Charlotte Pence's "Architecture of the Veil"
A couple of years ago, I had the good fortune to visit Córdoba, Spain. In the 10th century, Córdoba was the heart of the Islamic world. In its center stood an enormous mosque, called the Great Mosque or La Mezquita, in Spanish. After the Reconquista in 1236, La Mezquita became the property of the Catholic Church, which created chapels along the edges of the building’s interior, replaced the mosque’s minaret with a bell tower, and installed an elaborate Renaissance cathedral dripping with gilded ornamentation in the very center of the mosque. Charles the Fifth, Spain’s king at the time, declared when he saw it, “They have taken something unique in all the world and destroyed it to build something you can find in any city.”

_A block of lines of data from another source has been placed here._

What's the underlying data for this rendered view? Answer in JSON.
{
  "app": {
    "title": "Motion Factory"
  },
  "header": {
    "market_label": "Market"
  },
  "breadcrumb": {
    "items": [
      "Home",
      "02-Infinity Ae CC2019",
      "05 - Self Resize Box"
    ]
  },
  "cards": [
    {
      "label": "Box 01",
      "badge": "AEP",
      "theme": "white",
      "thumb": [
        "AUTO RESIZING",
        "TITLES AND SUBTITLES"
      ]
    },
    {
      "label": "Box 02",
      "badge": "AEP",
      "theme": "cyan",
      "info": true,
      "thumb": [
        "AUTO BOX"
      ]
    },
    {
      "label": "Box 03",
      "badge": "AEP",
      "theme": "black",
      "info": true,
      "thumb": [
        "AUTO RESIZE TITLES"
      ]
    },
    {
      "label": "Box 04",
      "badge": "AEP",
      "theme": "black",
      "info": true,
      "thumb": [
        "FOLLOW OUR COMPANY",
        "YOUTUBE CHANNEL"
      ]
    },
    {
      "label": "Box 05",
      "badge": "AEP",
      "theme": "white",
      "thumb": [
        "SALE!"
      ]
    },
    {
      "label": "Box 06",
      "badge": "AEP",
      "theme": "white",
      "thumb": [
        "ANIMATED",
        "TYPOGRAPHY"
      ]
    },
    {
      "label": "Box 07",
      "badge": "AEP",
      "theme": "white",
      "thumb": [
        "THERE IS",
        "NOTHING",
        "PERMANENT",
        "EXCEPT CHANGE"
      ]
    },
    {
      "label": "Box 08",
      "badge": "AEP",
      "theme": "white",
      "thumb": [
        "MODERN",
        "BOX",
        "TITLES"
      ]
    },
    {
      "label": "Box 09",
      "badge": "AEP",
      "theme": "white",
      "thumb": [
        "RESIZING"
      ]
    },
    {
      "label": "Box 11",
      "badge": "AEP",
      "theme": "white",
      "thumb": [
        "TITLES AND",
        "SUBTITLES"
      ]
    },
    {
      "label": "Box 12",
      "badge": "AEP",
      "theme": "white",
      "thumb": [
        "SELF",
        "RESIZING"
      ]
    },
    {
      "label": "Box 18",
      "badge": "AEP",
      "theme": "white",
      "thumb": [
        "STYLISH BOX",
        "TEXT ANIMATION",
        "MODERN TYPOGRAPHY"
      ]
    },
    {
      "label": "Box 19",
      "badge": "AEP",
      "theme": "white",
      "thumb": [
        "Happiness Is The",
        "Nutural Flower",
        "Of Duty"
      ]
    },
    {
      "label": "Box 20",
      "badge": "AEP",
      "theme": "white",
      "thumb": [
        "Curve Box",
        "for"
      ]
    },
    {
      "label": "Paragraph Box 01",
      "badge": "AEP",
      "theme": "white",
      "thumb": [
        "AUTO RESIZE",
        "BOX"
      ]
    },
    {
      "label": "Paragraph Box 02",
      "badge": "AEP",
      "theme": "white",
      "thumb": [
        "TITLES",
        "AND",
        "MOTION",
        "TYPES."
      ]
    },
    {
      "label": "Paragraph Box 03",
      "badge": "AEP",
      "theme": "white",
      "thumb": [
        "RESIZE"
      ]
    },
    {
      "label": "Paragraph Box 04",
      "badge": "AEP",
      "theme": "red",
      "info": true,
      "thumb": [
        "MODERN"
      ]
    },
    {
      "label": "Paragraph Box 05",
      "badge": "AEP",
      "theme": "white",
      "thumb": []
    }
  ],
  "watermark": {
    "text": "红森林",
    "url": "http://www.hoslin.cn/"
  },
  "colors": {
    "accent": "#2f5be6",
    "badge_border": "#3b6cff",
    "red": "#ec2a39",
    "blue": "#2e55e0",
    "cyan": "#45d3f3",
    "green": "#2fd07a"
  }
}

King Charles was right in a sense—the central cathedral is weirdly incongruous next to the elegant simplicity of the rest of the interior. But luckily, much of the original Islamic décor remains intact. And it’s a good thing, too, because it’s beautiful. Stone arches striped thickly with red repeat from one end of the vast interior to the other. If you stand at one corner and look toward the other, you can see the arches echoing each other again and again into the distance, in homage to eternity.
I was reminded of those echoing arches when I read the epigraph to Charlotte Pence’s poem, “Architecture of the Veil,” from her book Many Small Fires, published by Black Lawrence Press in 2015. Here’s the epigraph:
Islamic architecture often adorns the interior spaces as opposed to the exterior spaces. Commonly known as the architecture of the veil, this style alludes to the nature of the infinite.
– R.E. Souser
Charlotte Pence echoes eternity in this poem as well, in the way she depicts the melee of life in Jakarta, Indonesia, and the way the poem’s speaker seems to wonder and even yearn for access to the holy mystery each of us carries within. Charlotte Pence lives in Charleston, Illinois, and teaches at Eastern Illinois University. Here's her poem, “Architecture of the Veil.”
Leaning over the low wall around our hotel roof, we are fooled
into thinking Jakarta below might be understood by echo,
by prayer calls, car horns, hot spoons scraping woks of nasi goreng.
Or by gazing down on pishtaqs, minarets, cannons fashioned
into fountains. All afternoon, the faithful go on being faithful.
The faithless, faithless. Each chasing piety with sugar and sticks.
Green-flanked smog shifts directions, sweeps the clouds
into crumbs, into evening, into this thing called the infinite.
The architecture here secludes its beauty to inner spaces,
to what cannot be seen from the street where a costumed
macaque flees under a soup stall, his frustration blooming
into soapsuds rushing the gutter. A walker passes by adding
a spoonful of blood to her thickening placenta; a beggar
irritates his toothache into stone. And the mosaics repeat
and spin their cobalt patterns until the moon quivers one day
forward—and no one notices except that two mangoes rot
while green on the tree. All the while, the prophets’ daughters
strut by in their highest heels, poking the sun back
into the pieces it really is. This brokenness, we suspect,
is true about our own selves, despite the fluid strides we make
from city block to city block. We walk among sweet sulfur,
wondering what we cannot see, wondering which feast or fast
is behind which house’s wall. In each of us, a stray dog forgets
to ask for home; a pack of roving hounds guards the door.